Moko artist Hirini Kātene says he has suffered discrimination because of his mataora
Māori are taking up facial moko in staggering numbers but, with this resurgence, comes difficulties.
Hirini Kātene has spent the past 13 years applying moko to many Māori. Two years ago, he felt compelled to get his mataora done. It's something he’s proud of.
“I do moko, I'm a practitioner, kai tā. I thought that it was only right for me to wear it first before I was to give it out to our people,” he said.
Although he says his experience of wearing mataora has been positive, there is a cost that he and others pay - the constant stares and discrimination in public spaces.
He cites visiting bars in the Auckland CBD, where he has been denied entry. He says the reason is hidden behind other reasons for him being denied entry.
“They've just said 'oh you can't come in because you don't have a shirt on or a clean shirt on.' Yet you have a look and there are people already in there with the same kind of clothes on.”

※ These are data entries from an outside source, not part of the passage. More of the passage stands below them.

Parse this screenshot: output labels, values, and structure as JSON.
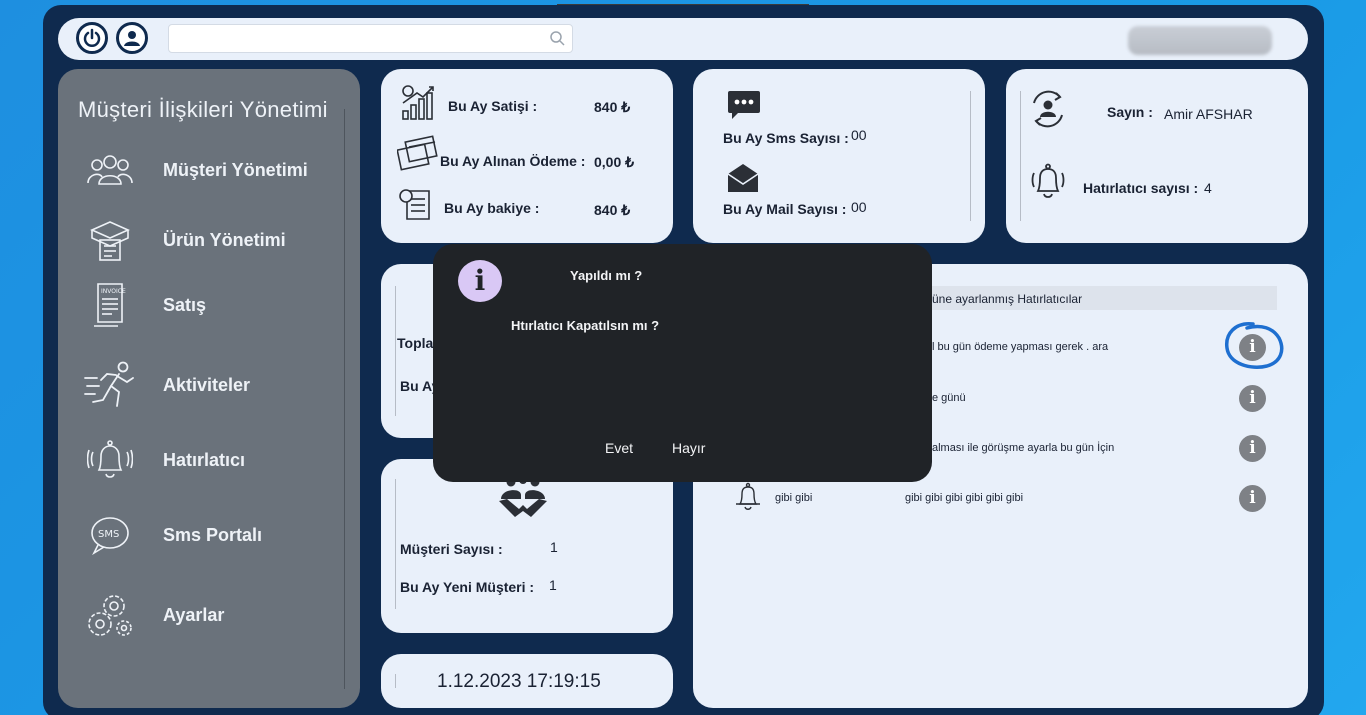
{
  "header": {
    "search_placeholder": ""
  },
  "sidebar": {
    "title": "Müşteri İlişkileri Yönetimi",
    "items": [
      {
        "label": "Müşteri Yönetimi",
        "icon": "users-icon"
      },
      {
        "label": "Ürün Yönetimi",
        "icon": "product-box-icon"
      },
      {
        "label": "Satış",
        "icon": "invoice-icon"
      },
      {
        "label": "Aktiviteler",
        "icon": "running-person-icon"
      },
      {
        "label": "Hatırlatıcı",
        "icon": "bell-icon"
      },
      {
        "label": "Sms Portalı",
        "icon": "sms-icon"
      },
      {
        "label": "Ayarlar",
        "icon": "gears-icon"
      }
    ]
  },
  "sales_card": {
    "monthly_sales_label": "Bu Ay Satişi :",
    "monthly_sales_value": "840 ₺",
    "payment_label": "Bu Ay Alınan Ödeme :",
    "payment_value": "0,00 ₺",
    "balance_label": "Bu Ay bakiye :",
    "balance_value": "840 ₺"
  },
  "messages_card": {
    "sms_label": "Bu Ay Sms Sayısı :",
    "sms_value": "00",
    "mail_label": "Bu Ay Mail Sayısı :",
    "mail_value": "00"
  },
  "user_card": {
    "greeting_label": "Sayın :",
    "user_name": "Amir AFSHAR",
    "reminder_count_label": "Hatırlatıcı sayısı :",
    "reminder_count_value": "4"
  },
  "totals_card": {
    "total_label_partial": "Topla",
    "month_label_partial": "Bu Ay"
  },
  "customers_card": {
    "customer_count_label": "Müşteri Sayısı :",
    "customer_count_value": "1",
    "new_customers_label": "Bu Ay Yeni Müşteri :",
    "new_customers_value": "1"
  },
  "clock": {
    "datetime": "1.12.2023 17:19:15"
  },
  "reminders": {
    "header_partial": "üne ayarlanmış Hatırlatıcılar",
    "rows": [
      {
        "title": "",
        "text": "l bu gün ödeme yapması gerek . ara"
      },
      {
        "title": "",
        "text": "e günü"
      },
      {
        "title": "",
        "text": "alması ile görüşme ayarla bu gün İçin"
      },
      {
        "title": "gibi gibi",
        "text": "gibi gibi gibi gibi gibi gibi"
      }
    ]
  },
  "dialog": {
    "title": "Yapıldı mı ?",
    "message": "Htırlatıcı Kapatılsın mı ?",
    "yes_label": "Evet",
    "no_label": "Hayır"
  },
  "colors": {
    "background": "#1a9ae6",
    "frame": "#0f2a4e",
    "card": "#e9f0fa",
    "sidebar": "#6a727b",
    "dialog": "#202327",
    "info_icon_badge": "#d9c8f5",
    "highlight_ring": "#1e6fd0"
  }
}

Earlier this month a Christchurch man who proudly wears his mataora was denied entry to a local bar. He recorded the confrontation he had with security and they can be heard saying “we have a policy, we don’t let people in with intimidating tattoos."
These experiences compelled Rangimiria Ihakara to make a petition calling for changes to the Human Rights Act to include the moko as a ground to prohibit discrimination.

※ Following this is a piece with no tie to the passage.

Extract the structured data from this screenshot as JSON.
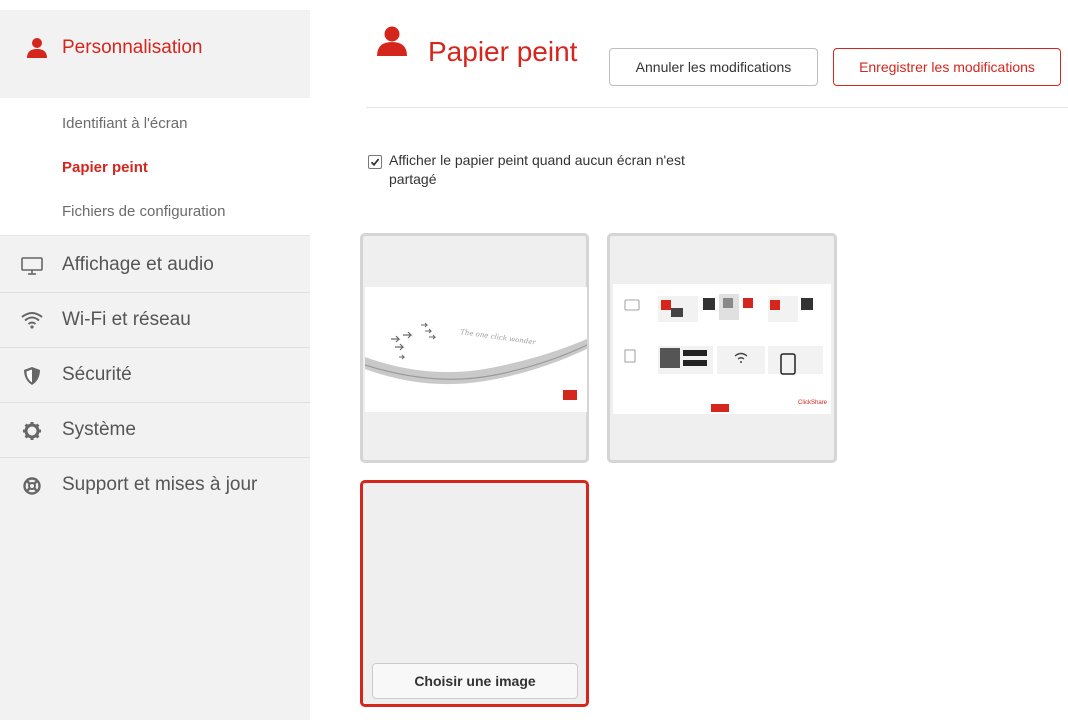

“Ngā kupu pera ki te moko kauae, mataora era kupu. (Words like moko kauae, mataora) to be put into the Human Rights Act so we no longer have to stand up for our rights when we're denied access in public.”
At the time of publication, 6,954 people have signed the online petition, just short of her goal of 7,000.

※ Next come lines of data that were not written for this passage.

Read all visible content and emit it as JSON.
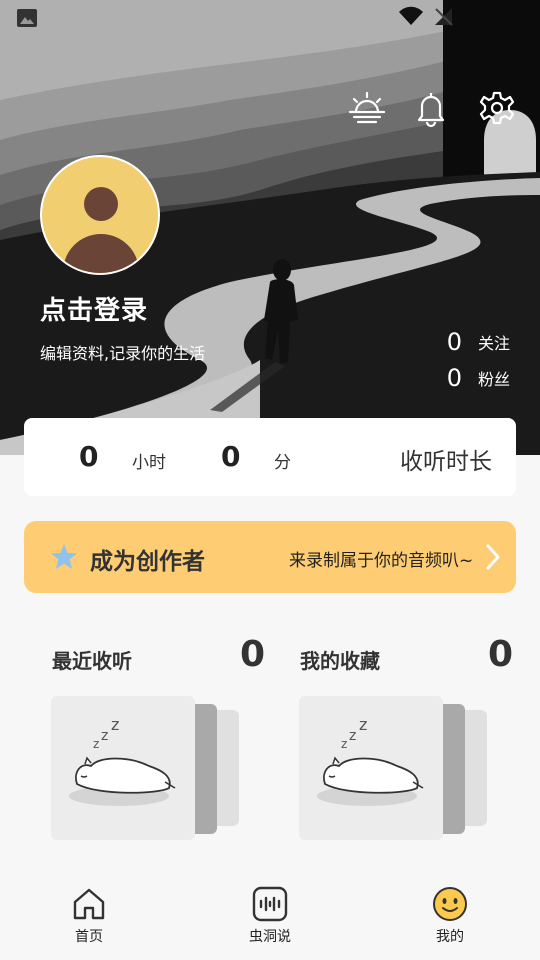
{
  "header": {
    "icons": [
      "sunrise-icon",
      "bell-icon",
      "gear-icon"
    ]
  },
  "profile": {
    "login_text": "点击登录",
    "subtitle": "编辑资料,记录你的生活",
    "following_count": "0",
    "following_label": "关注",
    "followers_count": "0",
    "followers_label": "粉丝",
    "avatar_colors": {
      "bg": "#f1cf71",
      "figure": "#6a4537"
    }
  },
  "listening_time": {
    "hours": "0",
    "hours_unit": "小时",
    "minutes": "0",
    "minutes_unit": "分",
    "title": "收听时长"
  },
  "creator_banner": {
    "title": "成为创作者",
    "subtitle": "来录制属于你的音频叭~",
    "color": "#fecd73",
    "star_color": "#8fc3ee"
  },
  "sections": {
    "recent": {
      "title": "最近收听",
      "count": "0"
    },
    "favorites": {
      "title": "我的收藏",
      "count": "0"
    }
  },
  "bottom_nav": {
    "items": [
      {
        "label": "首页",
        "icon": "home-icon"
      },
      {
        "label": "虫洞说",
        "icon": "audio-wave-icon"
      },
      {
        "label": "我的",
        "icon": "smiley-icon"
      }
    ]
  }
}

Section 21 of the Human Rights Act outlines the prohibited grounds of discrimination. They include sex, religious belief, colour, race, ethnic or national origin, disability, age, political opinion, employment status, family status and sexual orientation to discriminate people on the grounds of ethnicity, religion and gender.
Hirini remains hopeful discrimination will disappear for people like him who wear mataora or moko kauae.
“Just open the doors for us. We are only bringing you guys business as well. It's got nothing to do with what is on our faces”
Ihakara aims to present the petition to the Human Rights Commission next month.